2. The essence of the relationship between PTI and the state was miscalculated by PDM. Once the essence of his attacks on the state had been personalised by Nawaz Sharif, the argument peddled by his party leaders was that this unusual nature of critique would have a ‘shock and awe’ effect. Any consternation was generated by the original salvos, but this did not lead to the anticipated effect, a withdrawal by the establishment to protect itself from such overt critique. One PML-N representative believes that there were some initial communications from the establishment surrounding Sharif’s personalised attacks. There was no substantive follow-up, though, and the communications dried up afterwards.
3. As a primary target, the PML-N targeted the establishment and found it impossible for other parties to keep up with the strength of the attack. A PPP leader says that Sharif’s public appointment of the army chief and ISI head was, in his party’s assessment, counter-productive and potentially inadvisable. The more realistic members of the PML-N express these thoughts and they suggest the party will now, at least for the time being, have to backtrack from this path.

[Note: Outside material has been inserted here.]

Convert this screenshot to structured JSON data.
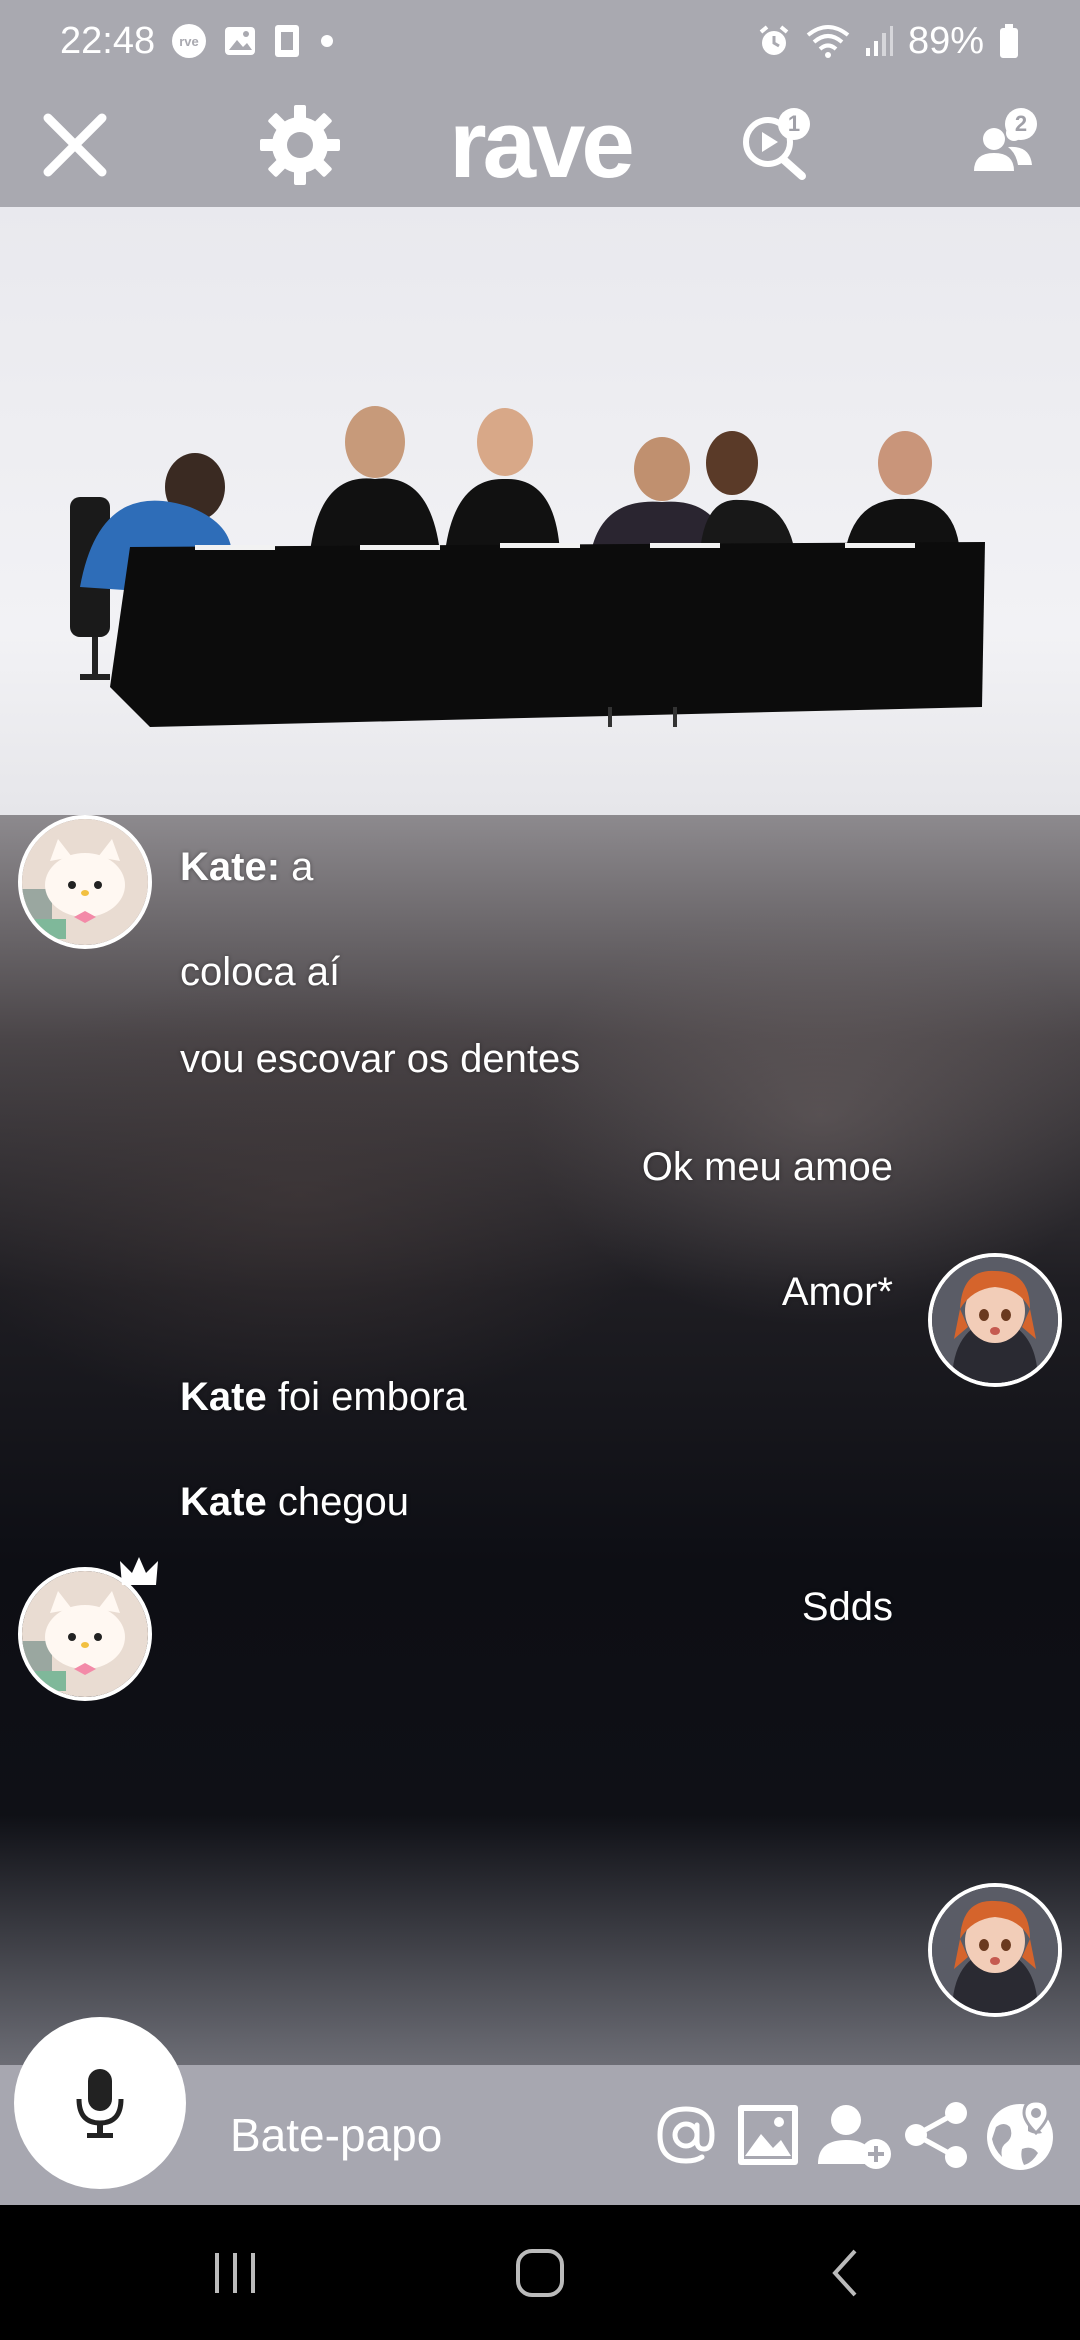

4. In his approach, PDM lacked finesse. One parliamentarian who was active in internal discussions admits that there were different loose ends in their policy that stayed loose until the end. There was a lot of attention on the campaign being operationalized by protests, but not enough information on how this ‘public pressure’ would translate into concrete results aimed at derailing the government of Imran Khan. Sharif kept the policy cards tight to his side, and although the second tier leadership of the party had lots of frequent and thorough meetings, much of this concerned with tactical strategies rather than grand strategy.
5. Due to inflation and rising cost of living, PDM misinterpreted the popular Pakistani’s desire to join the anti-government movement. The PDM narrative was unable to completely manipulate them in order to bring people into protests other than their own staff, though these stresses existed for sure. The momentum needed has not built up,” acknowledges a senior Punjab opposition leader.”
The PDM narrative has vacillated between anti-establishment and inflation, according to a parliamentarian who is considered a hardliner in his faction. He argued that whilst these two were basically tied to an inept government whose mismanagement of governance has contributed to stagnation, etc., it belies the simplistic linearity of a good political narrative.